WHAT YOU HAVE TO DO — Without including the pictures, copy each line below exactly as it reads.

SOURCE MATERIAL —
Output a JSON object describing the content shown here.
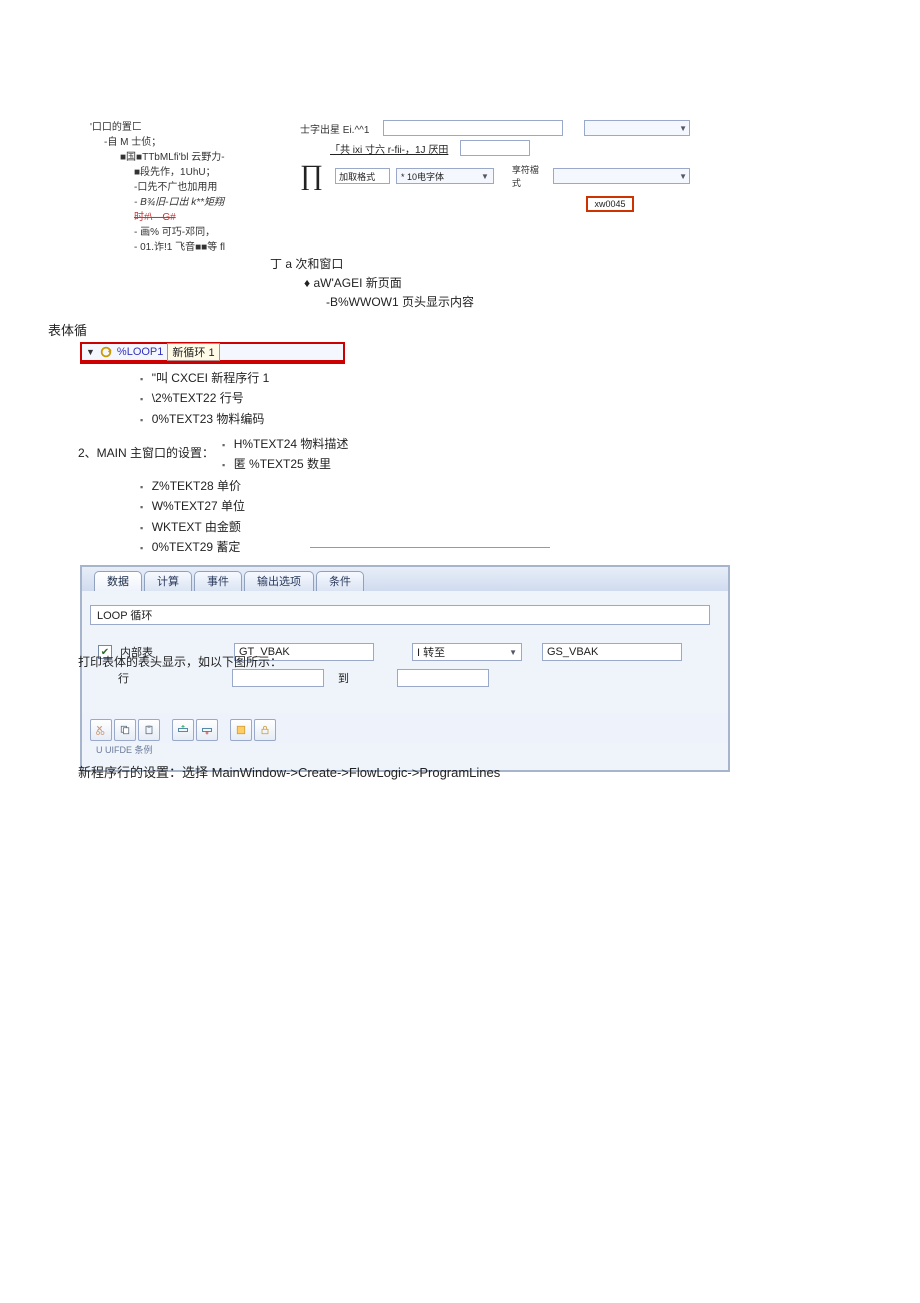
{
  "top_left": {
    "l1": "'口口的置匚",
    "l2": "-自 M 士侦；",
    "l3": "■国■TTbMLfi'bl 云野力-",
    "l4": "■段先作，1UhU；",
    "l5": "-口先不广也加用用",
    "l6": "- B¾旧-口出 k**矩翔",
    "l7": "时#\\—G#",
    "l8": "- 画% 可巧-邓同，",
    "l9": "- 01.诈!1 飞音■■等 fl"
  },
  "top_right": {
    "label_top": "士字出星 Ei.^^1",
    "row2": "「共 ixi 寸六 r-fii-，1J 厌田",
    "panel_left_label": "加取格式",
    "font_value": "* 10电字体",
    "panel_right_label": "享符檔式",
    "red_btn": "xw0045"
  },
  "mid_tree": {
    "l1": "丁 a 次和窗口",
    "l2": "aW'AGEI 新页面",
    "l3": "-B%WWOW1 页头显示内容"
  },
  "heading": "表体循",
  "loopstrip": {
    "code": "%LOOP1",
    "name": "新循环 1"
  },
  "details1": [
    "\"叫 CXCEI 新程序行 1",
    "\\2%TEXT22 行号",
    "0%TEXT23 物料编码"
  ],
  "details_right": [
    "H%TEXT24 物料描述",
    "匿 %TEXT25 数里"
  ],
  "section_label": "2、MAIN 主窗口的设置：",
  "details2": [
    "Z%TEKT28 单价",
    "W%TEXT27 单位",
    "WKTEXT 由金颤",
    "0%TEXT29 蓄定"
  ],
  "sap": {
    "tabs": [
      "数据",
      "计算",
      "事件",
      "输出选项",
      "条件"
    ],
    "loop_title": "LOOP 循环",
    "check_label": "内部表",
    "row_label": "行",
    "gt_value": "GT_VBAK",
    "to_mid_label": "I 转至",
    "gs_value": "GS_VBAK",
    "to_label": "到",
    "sub_note": "U UIFDE 条例"
  },
  "overlay_text": "打印表体的表头显示，如以下图所示：",
  "bottom_text": "新程序行的设置：选择 MainWindow->Create->FlowLogic->ProgramLines"
}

EXPECTED ANSWER —
Output a JSON object describing the content shown here.
{
  "top_left": {
    "l1": "'口口的置匚",
    "l2": "-自 M 士侦；",
    "l3": "■国■TTbMLfi'bl 云野力-",
    "l4": "■段先作，1UhU；",
    "l5": "-口先不广也加用用",
    "l6": "- B¾旧-口出 k**矩翔",
    "l7": "时#\\—G#",
    "l8": "- 画% 可巧-邓同，",
    "l9": "- 01.诈!1 飞音■■等 fl"
  },
  "top_right": {
    "label_top": "士字出星 Ei.^^1",
    "row2": "「共 ixi 寸六 r-fii-，1J 厌田",
    "panel_left_label": "加取格式",
    "font_value": "* 10电字体",
    "panel_right_label": "享符檔式",
    "red_btn": "xw0045"
  },
  "mid_tree": {
    "l1": "丁 a 次和窗口",
    "l2": "aW'AGEI 新页面",
    "l3": "-B%WWOW1 页头显示内容"
  },
  "heading": "表体循",
  "loopstrip": {
    "code": "%LOOP1",
    "name": "新循环 1"
  },
  "details1": [
    "\"叫 CXCEI 新程序行 1",
    "\\2%TEXT22 行号",
    "0%TEXT23 物料编码"
  ],
  "details_right": [
    "H%TEXT24 物料描述",
    "匿 %TEXT25 数里"
  ],
  "section_label": "2、MAIN 主窗口的设置：",
  "details2": [
    "Z%TEKT28 单价",
    "W%TEXT27 单位",
    "WKTEXT 由金颤",
    "0%TEXT29 蓄定"
  ],
  "sap": {
    "tabs": [
      "数据",
      "计算",
      "事件",
      "输出选项",
      "条件"
    ],
    "loop_title": "LOOP 循环",
    "check_label": "内部表",
    "row_label": "行",
    "gt_value": "GT_VBAK",
    "to_mid_label": "I 转至",
    "gs_value": "GS_VBAK",
    "to_label": "到",
    "sub_note": "U UIFDE 条例"
  },
  "overlay_text": "打印表体的表头显示，如以下图所示：",
  "bottom_text": "新程序行的设置：选择 MainWindow->Create->FlowLogic->ProgramLines"
}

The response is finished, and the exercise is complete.